→ **Data records**
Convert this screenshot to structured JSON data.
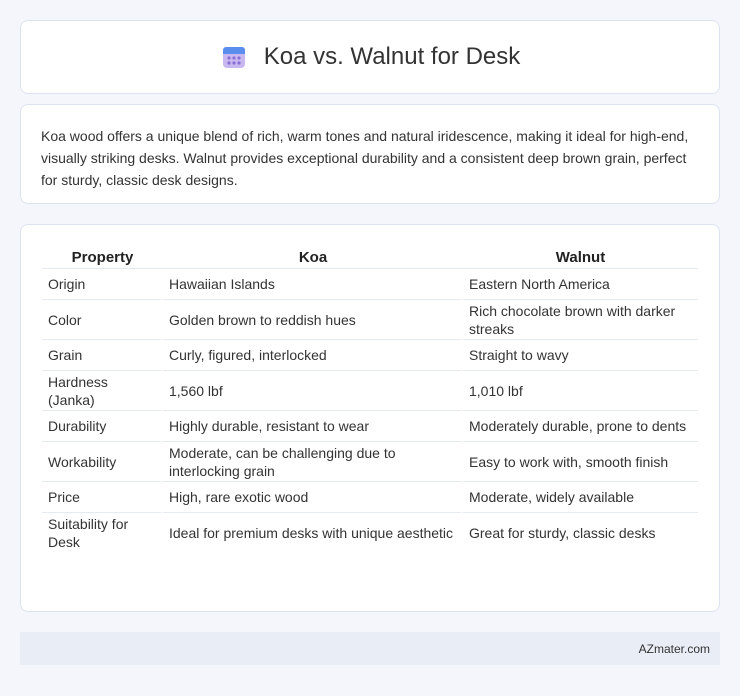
{
  "header": {
    "title": "Koa vs. Walnut for Desk",
    "icon": "calendar-icon"
  },
  "intro": {
    "text": "Koa wood offers a unique blend of rich, warm tones and natural iridescence, making it ideal for high-end, visually striking desks. Walnut provides exceptional durability and a consistent deep brown grain, perfect for sturdy, classic desk designs."
  },
  "table": {
    "headers": [
      "Property",
      "Koa",
      "Walnut"
    ],
    "rows": [
      [
        "Origin",
        "Hawaiian Islands",
        "Eastern North America"
      ],
      [
        "Color",
        "Golden brown to reddish hues",
        "Rich chocolate brown with darker streaks"
      ],
      [
        "Grain",
        "Curly, figured, interlocked",
        "Straight to wavy"
      ],
      [
        "Hardness (Janka)",
        "1,560 lbf",
        "1,010 lbf"
      ],
      [
        "Durability",
        "Highly durable, resistant to wear",
        "Moderately durable, prone to dents"
      ],
      [
        "Workability",
        "Moderate, can be challenging due to interlocking grain",
        "Easy to work with, smooth finish"
      ],
      [
        "Price",
        "High, rare exotic wood",
        "Moderate, widely available"
      ],
      [
        "Suitability for Desk",
        "Ideal for premium desks with unique aesthetic",
        "Great for sturdy, classic desks"
      ]
    ]
  },
  "footer": {
    "text": "AZmater.com"
  }
}
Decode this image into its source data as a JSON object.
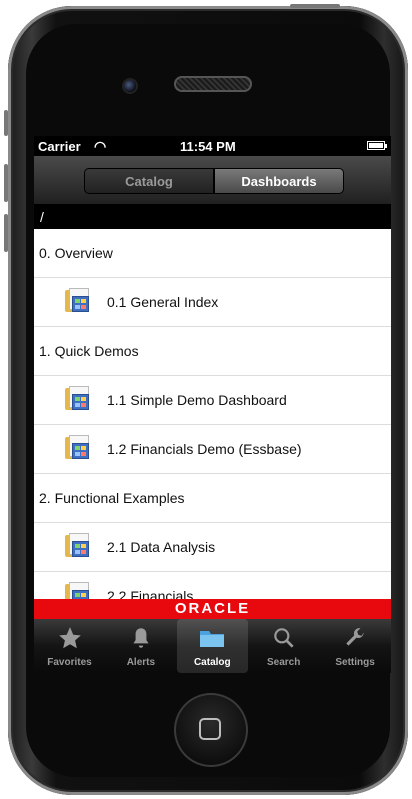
{
  "status": {
    "carrier": "Carrier",
    "time": "11:54 PM"
  },
  "tabs_top": {
    "catalog": "Catalog",
    "dashboards": "Dashboards",
    "selected": "dashboards"
  },
  "path": "/",
  "list": [
    {
      "type": "section",
      "label": "0. Overview"
    },
    {
      "type": "item",
      "label": "0.1 General Index",
      "icon": "dashboard-folder-icon"
    },
    {
      "type": "section",
      "label": "1. Quick Demos"
    },
    {
      "type": "item",
      "label": "1.1 Simple Demo Dashboard",
      "icon": "dashboard-folder-icon"
    },
    {
      "type": "item",
      "label": "1.2 Financials Demo (Essbase)",
      "icon": "dashboard-folder-icon"
    },
    {
      "type": "section",
      "label": "2. Functional Examples"
    },
    {
      "type": "item",
      "label": "2.1 Data Analysis",
      "icon": "dashboard-folder-icon"
    },
    {
      "type": "item",
      "label": "2.2 Financials",
      "icon": "dashboard-folder-icon"
    }
  ],
  "banner": "ORACLE",
  "bottom_tabs": [
    {
      "label": "Favorites",
      "icon": "star-icon"
    },
    {
      "label": "Alerts",
      "icon": "bell-icon"
    },
    {
      "label": "Catalog",
      "icon": "folder-icon",
      "selected": true
    },
    {
      "label": "Search",
      "icon": "search-icon"
    },
    {
      "label": "Settings",
      "icon": "wrench-icon"
    }
  ],
  "colors": {
    "banner": "#e8090f",
    "accent": "#3e6fc3",
    "folder": "#e4b84b"
  }
}
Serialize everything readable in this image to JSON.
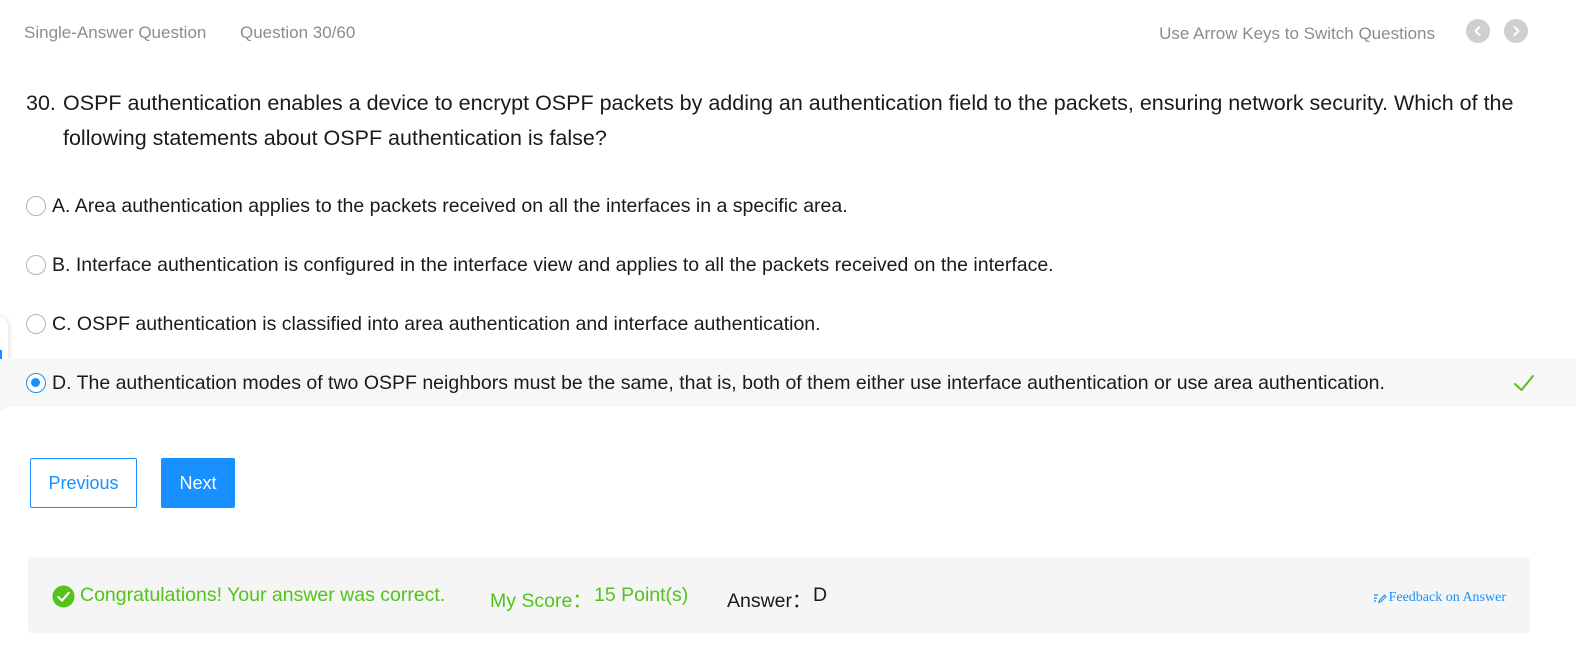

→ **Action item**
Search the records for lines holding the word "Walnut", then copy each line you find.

→ **Expected output**
    "title": "Koa vs. Walnut for Desk",
    "text": "Koa wood offers a unique blend of rich, warm tones and natural iridescence, making it ideal for high-end, visually striking desks. Walnut provides exceptional durability and a consistent deep brown grain, perfect for sturdy, classic desk designs."
      "Walnut"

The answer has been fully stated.